Consider the Holocaust Memorial Day Trust in Britain for example. Each year, the trust comes up with a new theme for the memorial day, and these are conveyed to the public through simplistic slogans. This year’s theme was ‘Imagine, remember, reflect, react’, while 2007’s key message was ‘same – but different’. The idea that the millions who perished in Europe in the 1930s and 40s were killed ‘just because they were ‘different”’, as the trust put it, means reducing the anti-Semitism that gave rise to the Holocaust to just an extreme form of social exclusion.
The New Labour government initiated Holocaust Memorial Day in 2001 and the trust’s literature is littered with New Labourite buzzwords such as inclusion, crossing cultural barriers, celebrating difference, engaging disaffected youth, building respect and addressing bullying. Taking action on these issues has nothing to do with remembering the Holocaust, and everything to do with the government’s crass community cohesion agenda.
Yes, there are lessons to be learnt from the Holocaust and we should not forget that six million Jews and others were systematically slaughtered at the hands of the Nazis. But the reduction of the Holocaust to a political prop, to a morality lesson for the masses and a mere symbol of evil only serves to diminish the memory of its victims.
While The Boy In the Striped Pajamas takes a childish approach to the Holocaust, it seems most initiatives today to spread awareness of the subject treat us all as children who are incapable of understanding the political and moral complexity of this great atrocity.

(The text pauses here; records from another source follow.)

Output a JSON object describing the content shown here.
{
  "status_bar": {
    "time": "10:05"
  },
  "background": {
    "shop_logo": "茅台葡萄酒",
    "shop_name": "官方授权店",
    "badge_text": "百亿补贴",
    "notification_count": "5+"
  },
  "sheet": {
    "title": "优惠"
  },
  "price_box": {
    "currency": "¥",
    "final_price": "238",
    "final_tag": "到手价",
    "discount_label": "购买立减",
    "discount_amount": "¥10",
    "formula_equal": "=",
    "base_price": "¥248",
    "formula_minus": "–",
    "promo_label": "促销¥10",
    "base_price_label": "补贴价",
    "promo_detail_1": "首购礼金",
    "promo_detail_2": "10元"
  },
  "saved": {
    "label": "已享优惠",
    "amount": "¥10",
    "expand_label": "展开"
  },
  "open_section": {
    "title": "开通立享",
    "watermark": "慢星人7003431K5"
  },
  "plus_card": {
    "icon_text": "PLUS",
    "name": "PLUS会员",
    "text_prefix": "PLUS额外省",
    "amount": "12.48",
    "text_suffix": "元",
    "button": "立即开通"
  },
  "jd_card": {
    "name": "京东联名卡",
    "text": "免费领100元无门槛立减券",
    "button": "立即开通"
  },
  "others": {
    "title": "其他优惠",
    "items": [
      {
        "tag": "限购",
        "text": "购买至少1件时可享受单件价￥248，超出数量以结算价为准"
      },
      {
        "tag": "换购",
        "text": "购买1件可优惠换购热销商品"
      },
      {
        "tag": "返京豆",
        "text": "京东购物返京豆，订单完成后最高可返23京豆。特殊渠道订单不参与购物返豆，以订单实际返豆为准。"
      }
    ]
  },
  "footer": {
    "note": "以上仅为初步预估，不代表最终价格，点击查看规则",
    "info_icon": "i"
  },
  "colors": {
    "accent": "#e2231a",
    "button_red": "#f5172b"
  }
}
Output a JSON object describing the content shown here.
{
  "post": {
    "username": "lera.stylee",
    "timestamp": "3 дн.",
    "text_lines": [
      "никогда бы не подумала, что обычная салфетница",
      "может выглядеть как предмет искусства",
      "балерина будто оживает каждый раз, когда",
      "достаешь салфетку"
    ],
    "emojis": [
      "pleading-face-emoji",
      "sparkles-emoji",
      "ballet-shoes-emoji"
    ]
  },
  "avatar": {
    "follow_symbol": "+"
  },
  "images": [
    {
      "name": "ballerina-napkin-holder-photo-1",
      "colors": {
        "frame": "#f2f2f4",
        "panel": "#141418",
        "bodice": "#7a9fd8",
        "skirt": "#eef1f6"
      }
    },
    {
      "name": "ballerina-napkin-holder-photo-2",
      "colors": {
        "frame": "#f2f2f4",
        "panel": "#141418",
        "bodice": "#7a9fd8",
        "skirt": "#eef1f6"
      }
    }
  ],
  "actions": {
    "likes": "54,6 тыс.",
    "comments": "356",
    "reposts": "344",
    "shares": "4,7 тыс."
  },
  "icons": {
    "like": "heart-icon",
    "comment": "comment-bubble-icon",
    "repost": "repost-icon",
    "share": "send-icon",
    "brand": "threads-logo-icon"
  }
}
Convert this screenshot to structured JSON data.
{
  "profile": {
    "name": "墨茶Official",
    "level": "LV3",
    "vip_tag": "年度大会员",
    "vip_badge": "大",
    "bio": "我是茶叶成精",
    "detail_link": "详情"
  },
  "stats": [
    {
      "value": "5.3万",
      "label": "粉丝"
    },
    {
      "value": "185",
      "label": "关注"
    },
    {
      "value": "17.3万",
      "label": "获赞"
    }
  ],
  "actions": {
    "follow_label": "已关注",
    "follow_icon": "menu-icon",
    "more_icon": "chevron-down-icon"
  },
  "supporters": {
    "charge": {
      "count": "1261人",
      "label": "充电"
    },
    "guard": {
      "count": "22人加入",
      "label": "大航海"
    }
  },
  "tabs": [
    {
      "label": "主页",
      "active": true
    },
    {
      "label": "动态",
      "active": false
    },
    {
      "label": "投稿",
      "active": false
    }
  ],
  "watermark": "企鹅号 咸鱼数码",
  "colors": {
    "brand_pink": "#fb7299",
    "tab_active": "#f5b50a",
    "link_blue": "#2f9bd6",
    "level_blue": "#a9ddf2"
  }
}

As for Grant, she only doubts the validity of making a Holocaust film for children because she believes that not even adults can be expected to understand it. As she puts it: ‘We are ourselves too childlike to understand much of the great opaque experience of the Final Solution, with only occasional windows breaking through the stone walls of history. How can we expect children to understand what we do not?’ (5)
The mainstreaming of this demeaning attitude poses a greater threat to historical awareness and to the memory of the Holocaust than any single children’s film could ever do.